Listen to what you say.
Our words reveal what’s already in our minds and hearts. We speak what we feel. Those words can cause damage or care. Challenge yourself to listen to the words you speak to others and yourself. The truth-with-yourself phase of healing requires you to evaluate your words. How would you classify them? How do you speak about yourself? How do you speak to yourself? How do you speak about others? What goes unsaid?
Omit gross generalizations.
What are gross generalizations? Using words like “all”, “always”, “never”, and “everyone”. These words lump a group into one category. For example, all girls prefer to wear pink. Not true. I wear pink at times, but I actually prefer to wear blue. Your husband may have said something dishonest, but to generalize his speech as “always lying” isn’t accurate or fair. When we’ve been deeply wounded, we speak out of our pain. And, it’s very simple to drop in unfounded generalized statements to cover our hurt or to attempt to inflict hurt. Pay attention to your words. Listen for any gross generalizations.
Overlook slight offenses.
I struggled with this one. Everything Dave did for several months after his porn addiction recovery triggered offense. I bristled at most actions and words because I didn’t trust him at all. If he forgot something, I justified my anger that he did it on purpose to hurt me more. In fact, he simply just forgot. As we all do.
Learning to trust him again, took conscious choices to take him at his word. Then, I watched his actions to see if what he said was true. So often, we want the pain and healing to occur quickly or at least in a specified timeline. Ugh. I wish that were true. But, healing this level of damage in a relationship takes hard work and time. Unquantified time. Repetitive-healing-action time. Plenty of time to overlook slight offenses.
Whenever I caught myself taking offense again, I had to look in the mirror and talk truth. What expectation wasn’t met? Was I holding onto anything out of fear of getting hurt again? What was really going on in ME?
Key into positive actions.
Remember when you taught your children how to tie their shoes? It took repetitive practice and patience on your part and theirs. Each time they got close or got it done, you praised them, didn’t you? We all need to hear affirmation. Especially when we are learning or RE-learning something.
But, after discovering your husband’s porn addiction, the last thing you want to do is call out the good, positive behavior in him. We tend to forget the things we once enjoyed about this man we chose to be with. It’s time to look in the mirror daily and call out one positive action you observe. Then, thank your husband for that behavior. If you can’t do this, then ask yourself what is holding you back? Don’t shrink from the answer. It’s a key to healing.
Are you ready to look in the mirror and unpack some honest self-examination?
While it stretches you, it also frees you to be who you are. It opens your heart and mind to release the issues you’ve kept hidden for so long. You’ll find you can breathe again.
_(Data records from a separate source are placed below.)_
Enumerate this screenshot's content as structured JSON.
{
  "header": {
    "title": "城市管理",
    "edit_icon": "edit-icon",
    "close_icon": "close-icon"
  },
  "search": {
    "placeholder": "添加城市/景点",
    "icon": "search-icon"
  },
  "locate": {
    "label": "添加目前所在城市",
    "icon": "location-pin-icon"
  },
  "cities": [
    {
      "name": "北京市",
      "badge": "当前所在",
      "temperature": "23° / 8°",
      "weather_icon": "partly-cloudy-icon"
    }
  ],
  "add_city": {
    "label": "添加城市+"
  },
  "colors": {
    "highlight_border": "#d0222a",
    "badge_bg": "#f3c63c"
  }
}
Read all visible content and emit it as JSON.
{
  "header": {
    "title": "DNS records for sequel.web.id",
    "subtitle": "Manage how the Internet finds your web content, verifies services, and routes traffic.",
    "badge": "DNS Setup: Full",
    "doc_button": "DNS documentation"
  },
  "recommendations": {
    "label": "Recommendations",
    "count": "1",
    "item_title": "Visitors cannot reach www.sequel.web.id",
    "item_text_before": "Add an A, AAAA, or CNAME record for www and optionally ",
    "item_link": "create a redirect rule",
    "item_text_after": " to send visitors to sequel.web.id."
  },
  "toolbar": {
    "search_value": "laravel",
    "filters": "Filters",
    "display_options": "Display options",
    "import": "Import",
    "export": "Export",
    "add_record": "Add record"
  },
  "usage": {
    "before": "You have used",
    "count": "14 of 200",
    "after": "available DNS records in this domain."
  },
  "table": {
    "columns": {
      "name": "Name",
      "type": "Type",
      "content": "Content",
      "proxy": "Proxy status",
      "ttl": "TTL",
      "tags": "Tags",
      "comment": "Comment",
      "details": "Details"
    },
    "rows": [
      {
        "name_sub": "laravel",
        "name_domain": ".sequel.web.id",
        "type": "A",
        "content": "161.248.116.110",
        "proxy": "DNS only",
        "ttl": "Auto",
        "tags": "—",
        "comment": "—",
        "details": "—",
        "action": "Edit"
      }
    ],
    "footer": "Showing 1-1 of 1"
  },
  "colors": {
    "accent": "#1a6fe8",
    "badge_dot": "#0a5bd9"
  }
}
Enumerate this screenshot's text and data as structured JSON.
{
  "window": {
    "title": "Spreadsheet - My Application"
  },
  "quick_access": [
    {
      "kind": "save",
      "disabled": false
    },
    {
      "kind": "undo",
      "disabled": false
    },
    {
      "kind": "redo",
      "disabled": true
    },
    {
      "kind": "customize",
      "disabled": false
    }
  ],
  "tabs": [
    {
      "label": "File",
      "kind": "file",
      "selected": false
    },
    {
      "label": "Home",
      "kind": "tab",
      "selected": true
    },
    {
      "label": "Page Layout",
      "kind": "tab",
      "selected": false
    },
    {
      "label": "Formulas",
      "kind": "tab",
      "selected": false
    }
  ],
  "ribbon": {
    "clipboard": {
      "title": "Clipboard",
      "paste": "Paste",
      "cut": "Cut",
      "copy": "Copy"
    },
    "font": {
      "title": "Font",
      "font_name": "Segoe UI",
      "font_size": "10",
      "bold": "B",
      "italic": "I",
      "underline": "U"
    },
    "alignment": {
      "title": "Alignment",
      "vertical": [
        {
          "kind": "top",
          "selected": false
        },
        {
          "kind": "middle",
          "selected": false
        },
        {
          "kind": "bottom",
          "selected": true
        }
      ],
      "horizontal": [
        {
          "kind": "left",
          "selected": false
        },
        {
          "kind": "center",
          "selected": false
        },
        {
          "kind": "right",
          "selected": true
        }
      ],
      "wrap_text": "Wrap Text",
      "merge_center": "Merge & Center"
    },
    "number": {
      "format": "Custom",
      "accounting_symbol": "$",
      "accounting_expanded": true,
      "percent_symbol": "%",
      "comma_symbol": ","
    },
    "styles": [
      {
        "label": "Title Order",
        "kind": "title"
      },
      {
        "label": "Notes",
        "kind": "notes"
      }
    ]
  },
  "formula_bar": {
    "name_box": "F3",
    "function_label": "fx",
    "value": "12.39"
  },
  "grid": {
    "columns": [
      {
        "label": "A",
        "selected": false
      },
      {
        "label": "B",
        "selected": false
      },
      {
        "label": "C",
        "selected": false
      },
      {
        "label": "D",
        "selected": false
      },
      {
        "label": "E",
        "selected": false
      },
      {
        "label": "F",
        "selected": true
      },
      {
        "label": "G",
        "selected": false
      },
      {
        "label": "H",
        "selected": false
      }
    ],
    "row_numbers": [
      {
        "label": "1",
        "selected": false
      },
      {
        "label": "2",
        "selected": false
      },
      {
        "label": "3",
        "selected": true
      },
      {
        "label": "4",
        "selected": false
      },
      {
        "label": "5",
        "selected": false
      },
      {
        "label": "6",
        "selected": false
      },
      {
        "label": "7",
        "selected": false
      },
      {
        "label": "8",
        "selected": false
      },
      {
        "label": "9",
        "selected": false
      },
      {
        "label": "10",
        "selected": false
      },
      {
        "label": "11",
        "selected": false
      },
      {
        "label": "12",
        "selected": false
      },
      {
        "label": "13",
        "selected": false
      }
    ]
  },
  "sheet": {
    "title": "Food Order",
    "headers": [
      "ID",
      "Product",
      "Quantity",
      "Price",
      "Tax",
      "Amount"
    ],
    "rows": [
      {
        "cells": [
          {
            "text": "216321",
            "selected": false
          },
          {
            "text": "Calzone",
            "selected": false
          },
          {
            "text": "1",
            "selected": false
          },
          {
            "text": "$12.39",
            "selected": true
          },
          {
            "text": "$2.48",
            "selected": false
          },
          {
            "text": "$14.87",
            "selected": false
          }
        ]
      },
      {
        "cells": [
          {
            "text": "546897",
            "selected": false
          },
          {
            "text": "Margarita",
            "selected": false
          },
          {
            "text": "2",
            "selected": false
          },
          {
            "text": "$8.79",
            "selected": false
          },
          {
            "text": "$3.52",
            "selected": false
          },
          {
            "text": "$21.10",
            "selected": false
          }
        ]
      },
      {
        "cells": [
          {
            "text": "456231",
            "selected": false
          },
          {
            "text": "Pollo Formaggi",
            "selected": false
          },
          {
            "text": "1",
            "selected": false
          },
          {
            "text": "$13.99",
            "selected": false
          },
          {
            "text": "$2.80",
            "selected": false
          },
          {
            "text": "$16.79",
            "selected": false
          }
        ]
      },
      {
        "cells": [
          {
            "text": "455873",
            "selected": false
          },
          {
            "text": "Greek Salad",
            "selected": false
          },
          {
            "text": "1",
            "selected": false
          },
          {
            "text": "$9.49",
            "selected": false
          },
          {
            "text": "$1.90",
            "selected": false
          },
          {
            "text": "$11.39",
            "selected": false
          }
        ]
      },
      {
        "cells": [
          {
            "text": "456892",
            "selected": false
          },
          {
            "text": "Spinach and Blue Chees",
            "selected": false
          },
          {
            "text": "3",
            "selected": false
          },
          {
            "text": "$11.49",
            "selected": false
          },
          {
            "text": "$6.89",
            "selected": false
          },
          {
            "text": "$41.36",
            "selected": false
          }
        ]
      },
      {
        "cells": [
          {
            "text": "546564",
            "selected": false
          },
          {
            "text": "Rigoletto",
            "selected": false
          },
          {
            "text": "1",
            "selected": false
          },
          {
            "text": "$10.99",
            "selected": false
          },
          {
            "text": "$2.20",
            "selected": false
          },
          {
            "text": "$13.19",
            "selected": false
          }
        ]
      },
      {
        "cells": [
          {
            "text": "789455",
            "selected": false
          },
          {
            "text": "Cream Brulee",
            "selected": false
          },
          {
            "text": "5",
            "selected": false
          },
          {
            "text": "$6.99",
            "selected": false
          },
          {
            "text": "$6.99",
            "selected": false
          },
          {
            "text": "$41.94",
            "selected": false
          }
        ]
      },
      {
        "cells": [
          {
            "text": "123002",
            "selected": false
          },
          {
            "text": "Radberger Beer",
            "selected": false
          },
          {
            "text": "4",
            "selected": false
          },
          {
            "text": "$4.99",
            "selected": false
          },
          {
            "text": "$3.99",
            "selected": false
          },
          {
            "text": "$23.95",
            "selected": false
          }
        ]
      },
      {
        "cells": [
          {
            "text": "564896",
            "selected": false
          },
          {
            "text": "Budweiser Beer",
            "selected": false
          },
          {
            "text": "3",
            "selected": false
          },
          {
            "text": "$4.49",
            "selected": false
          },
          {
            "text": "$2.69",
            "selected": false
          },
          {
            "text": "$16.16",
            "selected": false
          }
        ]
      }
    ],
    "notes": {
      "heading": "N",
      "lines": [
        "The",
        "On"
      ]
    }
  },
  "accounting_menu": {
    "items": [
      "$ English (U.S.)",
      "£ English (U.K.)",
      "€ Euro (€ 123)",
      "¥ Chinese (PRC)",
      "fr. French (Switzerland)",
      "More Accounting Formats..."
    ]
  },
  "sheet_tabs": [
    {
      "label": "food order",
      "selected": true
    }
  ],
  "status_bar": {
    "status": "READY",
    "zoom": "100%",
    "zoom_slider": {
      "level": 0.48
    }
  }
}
Author Chet Scott in Becoming Built to Lead, 365 Daily Disciplines to Master the Art of Living, says that we all need vision correction.
“Your problem is your problem.
Your problem is not another person. If you are trying to mediate a problem with a teammate, trying to salvage your marriage through counseling, or working on any other relationship in your world, your problem will not get better until you fix your focus.”
It’s time to correct your vision as you look in the mirror.
Stop looking beyond the person reflected back to you. Face her head-on. Smile and promise her that together you’ll discover how speaking truth to yourself frees you up to be who you really are. Evaluate each criticism as revealing the pain already there. Now that you are no longer blind to it, you take healing action.
Then you can tell yourself three truths and no lie. And you can find compassion for those near to you who find honesty difficult. Because you did too.
Need help finding the truth? Getting your feet under you? I’d be happy to help. Honestly.